After three failed attempts and a delay of more than 18 months, the world’s costliest scientific experiment began today on a successful footing to reveal the secrets of the origins of the universe — at the European Nuclear Research Organization (CERN) near the Switzerland-France border in Geneva.
The Large Hadron Collider (LHC), or atoms smasher, started producing results from a large-scale collision of protons, in a long journey to unlock the origin of the universe, especially the early “super symmetrical particles” that led to the creation of the building blocks in the universe, scientists and engineers said.
The $10-billion experiment involved successful steering of a beam of protons almost at a speed of light around a 27-km tunnel that houses CERN’s largest collider. Amid scene of joy among the world’s leading particle physicists and nuclear scientists, LHC will attempt to accelerate the collisions of protons to 7 TeV (3.5 TeV per beam) — seven trillion electron volts — and then smash them together to reveal particles and forces which led to the formation of matter during the first trillionth of a second of time.
The underlying idea is to create the moment when the universe began forming as a result of collision of protons, particularly the strange particle known as the Higgs as well as the “dark matter” that has enveloped the cosmos. “It opens a new window of discovery and it brings with patience, new knowledge of the universe and the microcosm,” said Rolf Heuer, CERN’s director general from Japan. “It shows what one can do in bringing forward knowledge,” he said, suggesting that it was an experiment worth carrying out.
“We are all proud and so happy,” said Fabio Gianotti, a spokesperson for CERN.

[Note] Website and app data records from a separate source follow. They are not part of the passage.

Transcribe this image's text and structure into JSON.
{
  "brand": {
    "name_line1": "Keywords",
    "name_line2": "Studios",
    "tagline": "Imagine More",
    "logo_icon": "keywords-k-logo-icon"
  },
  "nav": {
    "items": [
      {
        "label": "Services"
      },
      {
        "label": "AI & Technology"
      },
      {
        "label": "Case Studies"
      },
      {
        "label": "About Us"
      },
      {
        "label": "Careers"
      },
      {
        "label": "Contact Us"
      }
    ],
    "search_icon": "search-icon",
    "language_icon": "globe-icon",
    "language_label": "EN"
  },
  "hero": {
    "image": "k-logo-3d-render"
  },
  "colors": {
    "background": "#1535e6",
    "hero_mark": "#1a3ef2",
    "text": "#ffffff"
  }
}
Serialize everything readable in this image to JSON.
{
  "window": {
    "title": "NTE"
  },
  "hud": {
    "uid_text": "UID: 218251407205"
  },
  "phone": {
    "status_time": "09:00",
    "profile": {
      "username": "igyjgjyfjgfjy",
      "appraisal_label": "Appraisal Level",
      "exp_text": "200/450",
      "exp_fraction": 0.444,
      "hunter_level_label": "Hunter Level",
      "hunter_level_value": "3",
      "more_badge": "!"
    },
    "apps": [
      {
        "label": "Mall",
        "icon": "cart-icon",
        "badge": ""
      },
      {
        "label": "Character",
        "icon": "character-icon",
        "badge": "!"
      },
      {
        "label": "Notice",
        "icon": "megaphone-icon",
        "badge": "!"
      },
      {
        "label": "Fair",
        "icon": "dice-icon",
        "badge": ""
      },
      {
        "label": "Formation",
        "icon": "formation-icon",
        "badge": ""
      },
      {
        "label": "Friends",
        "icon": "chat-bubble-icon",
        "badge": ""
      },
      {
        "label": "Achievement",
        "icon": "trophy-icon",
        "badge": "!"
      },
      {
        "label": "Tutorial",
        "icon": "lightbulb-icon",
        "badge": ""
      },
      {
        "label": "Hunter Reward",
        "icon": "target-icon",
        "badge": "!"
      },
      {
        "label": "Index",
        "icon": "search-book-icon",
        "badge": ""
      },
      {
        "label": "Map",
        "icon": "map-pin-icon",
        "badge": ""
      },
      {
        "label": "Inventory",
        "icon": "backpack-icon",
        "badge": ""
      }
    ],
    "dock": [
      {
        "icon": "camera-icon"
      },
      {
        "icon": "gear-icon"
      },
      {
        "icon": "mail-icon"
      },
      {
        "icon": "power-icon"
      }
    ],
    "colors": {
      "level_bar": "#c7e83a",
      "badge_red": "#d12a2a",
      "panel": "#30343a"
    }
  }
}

Indian particle physicists and engineers played a significant role in the LHC project, especially in providing 1,706 assemblies of cryomagnets, essential for acceleration functions in LHC.